When it comes to small business IT security, most businesses are aware that their web site and related facing applications need to have some layer of protection on them. However, securing your small business network is just as important to ensuring the security of your small business information. Often times, networks are the systems that cyber criminals target the most because of the sensitive data that they give access to.
Small businesses often times don’t know the different things they can do to protect their network. As with anything, the keys to securing your SMB network are grounded in the expectation that you will know the vulnerabilities that are there, common mistakes that are made, and what you can do to protect your business.
Keys to Securing your SMB Network
Have Password Policies in Place
We cannot over-state the importance of enforcing password policies within your organization. Why is this? Passwords are easily the most commonly used computer security tool in the world today. And while the risks associated with weak passwords are relatively well-known, weak passwords are often the weakest link in a SMBs network.

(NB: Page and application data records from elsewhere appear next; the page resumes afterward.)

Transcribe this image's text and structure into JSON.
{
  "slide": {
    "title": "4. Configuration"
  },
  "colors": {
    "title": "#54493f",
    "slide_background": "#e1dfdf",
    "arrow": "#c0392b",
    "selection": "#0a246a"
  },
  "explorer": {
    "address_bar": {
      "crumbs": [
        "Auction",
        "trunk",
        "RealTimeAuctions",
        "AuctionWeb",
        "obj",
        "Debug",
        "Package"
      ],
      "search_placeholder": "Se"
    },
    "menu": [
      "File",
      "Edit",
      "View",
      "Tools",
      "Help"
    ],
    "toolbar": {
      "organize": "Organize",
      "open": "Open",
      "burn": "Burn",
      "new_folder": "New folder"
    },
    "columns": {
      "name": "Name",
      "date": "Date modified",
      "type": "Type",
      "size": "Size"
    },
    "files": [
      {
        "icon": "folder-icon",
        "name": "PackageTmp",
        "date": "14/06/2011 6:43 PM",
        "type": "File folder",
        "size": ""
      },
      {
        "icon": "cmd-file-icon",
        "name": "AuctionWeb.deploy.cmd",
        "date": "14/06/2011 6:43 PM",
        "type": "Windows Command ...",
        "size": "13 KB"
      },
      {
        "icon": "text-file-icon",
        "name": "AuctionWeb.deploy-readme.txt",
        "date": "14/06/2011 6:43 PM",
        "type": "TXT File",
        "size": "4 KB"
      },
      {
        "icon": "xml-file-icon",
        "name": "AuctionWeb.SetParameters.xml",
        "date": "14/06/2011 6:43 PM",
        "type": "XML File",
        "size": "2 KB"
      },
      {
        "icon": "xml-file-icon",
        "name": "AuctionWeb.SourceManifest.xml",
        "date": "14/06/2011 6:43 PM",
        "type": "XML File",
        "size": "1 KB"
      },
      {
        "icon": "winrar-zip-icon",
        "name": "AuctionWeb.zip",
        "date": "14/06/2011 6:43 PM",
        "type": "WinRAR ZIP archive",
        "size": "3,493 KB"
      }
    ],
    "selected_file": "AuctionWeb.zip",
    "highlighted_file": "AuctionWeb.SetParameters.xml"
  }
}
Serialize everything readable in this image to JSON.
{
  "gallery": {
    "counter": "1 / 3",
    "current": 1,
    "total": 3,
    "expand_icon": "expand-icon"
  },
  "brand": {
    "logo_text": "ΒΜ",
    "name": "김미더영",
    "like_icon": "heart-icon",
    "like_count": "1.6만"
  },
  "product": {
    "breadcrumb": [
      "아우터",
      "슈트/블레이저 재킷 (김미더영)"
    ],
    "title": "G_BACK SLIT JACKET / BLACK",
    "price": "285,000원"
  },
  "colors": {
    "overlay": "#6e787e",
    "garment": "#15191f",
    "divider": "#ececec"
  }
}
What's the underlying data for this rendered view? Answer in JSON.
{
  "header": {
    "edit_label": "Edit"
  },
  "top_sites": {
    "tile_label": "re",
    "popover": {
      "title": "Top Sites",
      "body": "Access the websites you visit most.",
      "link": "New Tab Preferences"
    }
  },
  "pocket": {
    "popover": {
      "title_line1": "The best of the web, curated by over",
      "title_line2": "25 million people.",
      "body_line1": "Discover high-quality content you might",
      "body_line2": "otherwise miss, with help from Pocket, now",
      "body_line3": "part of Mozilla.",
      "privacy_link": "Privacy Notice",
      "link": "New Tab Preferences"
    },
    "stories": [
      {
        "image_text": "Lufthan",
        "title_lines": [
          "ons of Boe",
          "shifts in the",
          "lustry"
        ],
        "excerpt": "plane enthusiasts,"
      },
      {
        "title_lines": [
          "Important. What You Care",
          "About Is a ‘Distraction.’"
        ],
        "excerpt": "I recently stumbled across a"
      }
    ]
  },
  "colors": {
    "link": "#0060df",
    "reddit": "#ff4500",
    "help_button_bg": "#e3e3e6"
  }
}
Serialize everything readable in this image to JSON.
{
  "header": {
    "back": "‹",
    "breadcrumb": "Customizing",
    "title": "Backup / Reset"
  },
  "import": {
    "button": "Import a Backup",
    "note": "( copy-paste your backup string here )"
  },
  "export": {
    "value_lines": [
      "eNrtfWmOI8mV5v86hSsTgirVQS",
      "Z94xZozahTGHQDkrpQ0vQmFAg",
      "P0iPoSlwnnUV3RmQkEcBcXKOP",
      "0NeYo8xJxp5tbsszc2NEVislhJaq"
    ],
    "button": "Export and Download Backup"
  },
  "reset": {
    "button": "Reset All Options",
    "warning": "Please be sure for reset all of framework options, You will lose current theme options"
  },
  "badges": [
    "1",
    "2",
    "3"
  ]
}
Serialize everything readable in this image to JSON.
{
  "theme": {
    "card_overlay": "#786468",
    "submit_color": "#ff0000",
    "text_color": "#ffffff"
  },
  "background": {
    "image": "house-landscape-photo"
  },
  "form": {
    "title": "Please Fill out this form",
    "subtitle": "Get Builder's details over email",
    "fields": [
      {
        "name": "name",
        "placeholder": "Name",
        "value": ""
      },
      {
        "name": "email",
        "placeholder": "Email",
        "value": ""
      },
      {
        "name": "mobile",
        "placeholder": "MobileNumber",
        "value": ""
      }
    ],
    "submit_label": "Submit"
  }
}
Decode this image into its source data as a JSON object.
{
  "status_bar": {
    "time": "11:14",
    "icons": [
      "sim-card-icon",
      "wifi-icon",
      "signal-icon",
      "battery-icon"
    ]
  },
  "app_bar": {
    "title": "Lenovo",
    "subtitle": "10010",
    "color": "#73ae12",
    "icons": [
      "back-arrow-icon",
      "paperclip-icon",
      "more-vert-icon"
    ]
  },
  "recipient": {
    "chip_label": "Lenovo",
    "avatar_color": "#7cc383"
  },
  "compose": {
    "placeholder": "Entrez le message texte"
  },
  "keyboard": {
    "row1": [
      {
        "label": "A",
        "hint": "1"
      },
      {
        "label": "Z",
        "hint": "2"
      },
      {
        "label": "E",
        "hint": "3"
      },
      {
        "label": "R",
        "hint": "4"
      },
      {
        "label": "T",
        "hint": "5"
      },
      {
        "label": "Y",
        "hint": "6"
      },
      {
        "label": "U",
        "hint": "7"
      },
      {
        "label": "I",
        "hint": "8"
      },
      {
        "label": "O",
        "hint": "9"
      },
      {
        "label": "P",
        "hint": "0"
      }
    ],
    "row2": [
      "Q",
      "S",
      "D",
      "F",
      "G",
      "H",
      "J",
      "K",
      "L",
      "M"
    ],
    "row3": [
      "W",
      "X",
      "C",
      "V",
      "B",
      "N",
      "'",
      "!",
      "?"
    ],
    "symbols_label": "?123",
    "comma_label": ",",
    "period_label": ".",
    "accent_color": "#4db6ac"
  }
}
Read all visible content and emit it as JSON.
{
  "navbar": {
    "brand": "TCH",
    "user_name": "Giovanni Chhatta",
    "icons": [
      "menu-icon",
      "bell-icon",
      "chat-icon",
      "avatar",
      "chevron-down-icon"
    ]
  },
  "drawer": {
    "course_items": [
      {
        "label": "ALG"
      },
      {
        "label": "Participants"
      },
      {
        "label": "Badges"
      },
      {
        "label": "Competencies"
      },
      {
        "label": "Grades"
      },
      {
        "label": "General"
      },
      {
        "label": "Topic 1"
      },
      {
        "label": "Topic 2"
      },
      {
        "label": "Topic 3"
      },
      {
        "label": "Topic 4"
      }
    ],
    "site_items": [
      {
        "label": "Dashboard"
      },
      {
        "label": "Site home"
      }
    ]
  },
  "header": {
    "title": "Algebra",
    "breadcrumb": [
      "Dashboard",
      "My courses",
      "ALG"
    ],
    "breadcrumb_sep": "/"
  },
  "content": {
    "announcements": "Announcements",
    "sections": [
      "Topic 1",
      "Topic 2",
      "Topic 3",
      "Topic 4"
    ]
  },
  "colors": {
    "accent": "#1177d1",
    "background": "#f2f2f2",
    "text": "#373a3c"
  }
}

In relation to the security of your overall network, it is important to distinguish that just because your personal credentials are secure and complex, does not mean that your data is protected. What many fail to comprehend is that it only takes one weak password to allow an attacker to gain a foothold into the entire computer network.
According to the 2013 Verizon Data Breach Investigations Report, approximately 76 percent of attacks on corporate networks involved weak passwords, most of which were attained through malware, phishing attacks, or the theft of a password list. These compromised passwords show that not only is it important to have a password that protects your network, having it set outside the default security standards is the best way to keep your data secure.
Get a Firewall
The first step for any attacker who is attempting to breach your network is to find vulnerabilities by scanning for open ports, which are what connect your network to the Internet. A properly configured firewall acts as the first line of defense on your network by determining which ports should be open and which should be closed. This allows you do essentially control traffic within your network, as well as limit or grant access to the network itself.
Keeping unwanted traffic, such as malware or computer worms, off of your network while allowing for traffic that is useful to business to successfully connect to your systems ensure that you can conduct business safely and efficiently. A great example of this would be a remote worker or an employee who is working at a client site. A properly configured firewall would allow this user to have access to the data that they need, such as a file server or messaging system, without compromising the security of the overall network. Sophos has a great model for SMBs in their UTM & Next-Gen Firewall
Secure your Wi-Fi
Securing the Wi-Fi will help you to protect yourself from several threats. Wi-Fi security is not a one step process. It requires many actions to be taken that all limit the ability for another user to access your Wi-Fi. For one, you should hide your SSID or turn off network broadcasting. This will limit the ability users who should not have access to your Wi-Fi to be able to locate it. While there are ways around it, it does require a higher level of dedication to get around the cloaked systems. Additionally, you should encrypt your network and make sure that you require a unique password to gain access.
Patch Your Systems
Failing to keep all the systems that are securing your network updated and patched is one of the most common vulnerabilities in small business network security. In fact, the 2015 HP Cyber Risk Report found that 44% of breaches in 2014 came from vulnerabilities that were two to four years old. Vendors release patches that fix these bugs all the time. In order to make sure that these do not allow for a cybercriminal to gain access to your network, all patches and updates must be installed. In fact, many government compliance regulations have this as a requirement in order to be in accordance with their restrictions.
Layer Your Security
Great security is like an onion. In theory, should an attacker get through one layer of your defenses, they should be looking at another. One of the best keys to securing your SMB network is to ensure that your security programs have multiple layers. The concept is simple enough, a single security solution may have flaws, and having another layer of protection makes it that much harder to be compromised. While some IT security professionals have a tendency to make layered IT security sound like something daunting, any effective security strategy should aim to have more than one layer of protection.
It is important to note that layered security does not apply to installing the same type of security device more than once. In fact, this can do more harm than good to your security posture. In stead, make sure that you have a firewall, antivirus, privacy/ parental controls, and many other layers that make it as difficult as possible for intruders to penetrate your network.
Make sure that all devices have up-to-date anti-virus software installed. If you are using a Windows machine, add anti-spyware protection. These things should be updated regularly, as out-of-date anti-virus software will do little to no good at protecting you.
Make Regular Back-ups
Having backups of your data will ensure that you can remain protected even if something on your network were to malfunction. Your backups should be done automatically if possible, to limit your need to have to remember to do it yourself. You should also take them regularly, we recommend at least weekly.
Educate Your Employees
The best security guidelines in the world wont make a difference if your employees don’t understand what they are. Conduct awareness training programs regularly to help with awareness.
For more tips on this, check out our blog post about creating a culture of security within your organization.